The first player added is Wayne Ellington, a 5 year pro out of the University of North Carolina. His Tarheel roots probably helped him get a contract from Mitch Kupchak, but what likely aided him more was the half a season he spent in Cleveland playing under Byron Scott. In those 37 games Ellington played over 25 minutes a night and put up double digit points on on 44% shooting from the floor. This stretch should not be glorified as some extreme run of great play, but it does constitute the best stretch of Ellington’s career even if his three point shot was not falling at his normal accuracy.

That last point is most important. Over his 5 year career, Ellington shot over 39% from deep in 4 of those seasons. His career mark of 38.6% from behind the arc is well above the league average and would make him the Lakers’ best shooter from deep should he find his way to the final roster. What the Lakers are surely hoping, then, is that Ellington finds his range from deep while also being able to duplicate the 49% shooting from 2 point range that he did in that half season in Cleveland. That level of play would be very close to what Jodie Meeks provided last season (40% from 3, 51% from inside the arc). Of course, I’m sure the Mavericks were hoping the same thing last season, but Ellington never found his way into Rick Carlisle’s rotation managing to only appear in 46 games while playing less than 10 minutes a night. In other words, while the skill is seemingly there it remains to be seen if he can earn a role on this team. Even if Scott knows what he’s capable of.

The other key signing is Ronnie Price, whom the Lakers inked to a contract on Wednesday. Price came into the league in 2005 and has bounced around the league, spending time in Sacramento, Utah, Portland, Phoenix, and Orlando. For his career, Price has mostly been a 2nd or 3rd string point guard who saw minutes due to his competitiveness and willingness to play hard. His statistics will not wow you — he’s a career 38% shooter while hitting less than 30% of his shots from deep — and hasn’t really proven to be a guard who can create for others or himself offensively.

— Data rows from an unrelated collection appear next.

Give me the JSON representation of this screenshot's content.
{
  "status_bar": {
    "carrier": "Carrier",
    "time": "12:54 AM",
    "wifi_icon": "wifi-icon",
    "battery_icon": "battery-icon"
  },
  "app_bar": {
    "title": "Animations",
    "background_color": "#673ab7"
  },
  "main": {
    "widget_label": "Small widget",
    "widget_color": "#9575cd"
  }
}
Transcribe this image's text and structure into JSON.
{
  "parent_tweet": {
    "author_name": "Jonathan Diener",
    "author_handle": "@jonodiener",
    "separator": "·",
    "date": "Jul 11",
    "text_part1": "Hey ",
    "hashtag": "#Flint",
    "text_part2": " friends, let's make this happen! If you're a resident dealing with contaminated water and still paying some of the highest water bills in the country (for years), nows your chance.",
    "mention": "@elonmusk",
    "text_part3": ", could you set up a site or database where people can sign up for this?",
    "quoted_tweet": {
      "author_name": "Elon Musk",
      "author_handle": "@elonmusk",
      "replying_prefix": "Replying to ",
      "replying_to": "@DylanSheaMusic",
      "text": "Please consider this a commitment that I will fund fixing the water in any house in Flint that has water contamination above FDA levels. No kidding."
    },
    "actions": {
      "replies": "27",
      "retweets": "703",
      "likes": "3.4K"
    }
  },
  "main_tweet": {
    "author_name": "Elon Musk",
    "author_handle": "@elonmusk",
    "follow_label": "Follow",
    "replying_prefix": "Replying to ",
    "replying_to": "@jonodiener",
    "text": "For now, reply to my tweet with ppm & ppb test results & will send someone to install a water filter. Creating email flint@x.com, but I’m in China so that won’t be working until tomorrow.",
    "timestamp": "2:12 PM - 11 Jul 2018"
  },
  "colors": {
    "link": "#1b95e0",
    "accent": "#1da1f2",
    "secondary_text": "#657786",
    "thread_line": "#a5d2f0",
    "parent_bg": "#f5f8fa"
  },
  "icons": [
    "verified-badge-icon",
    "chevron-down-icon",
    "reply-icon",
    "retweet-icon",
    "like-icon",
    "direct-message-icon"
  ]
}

He will play hard, however, and that is fine if he’s your insurance guard who will clearly be below Lin and Nash on the depth chart. If I had my way, he’d also be behind Clarkson as I do believe the rookie guard should get chances to see game action and be put on a track of development this year. Whether Scott agrees with this remains to be seen, but Price’s veteran status and willingness to mix it up with any opponent will surely earn him his coach’s respect. That said, as much as playing hard is a skill, Price doesn’t have many others beyond that and while I’d have no qualms if he made the final roster I would start to question things if his presence negatively impacted that of other guards (namely, Clarkson) in the process.

Also worth mentioning is that signing both Price and Ellington brings the Lakers’ roster to 15. And while they also added 4 more players on Wednesday (brining the roster to 19 players), those guys are essentially camp invites who have little chance of making the team. Ellington and Price, though, look to have a path to being on this roster opening night. I did not expect the Lakers to carry 15 players into the season and that may well change before the first game tips off, but as the roster stands now it looks more and more likely my initial thoughts were incorrect.

We will see how this all plays out, though. Camp will be here very soon and, with it, more information as to how the roster will shape up will be out our disposal. Finally.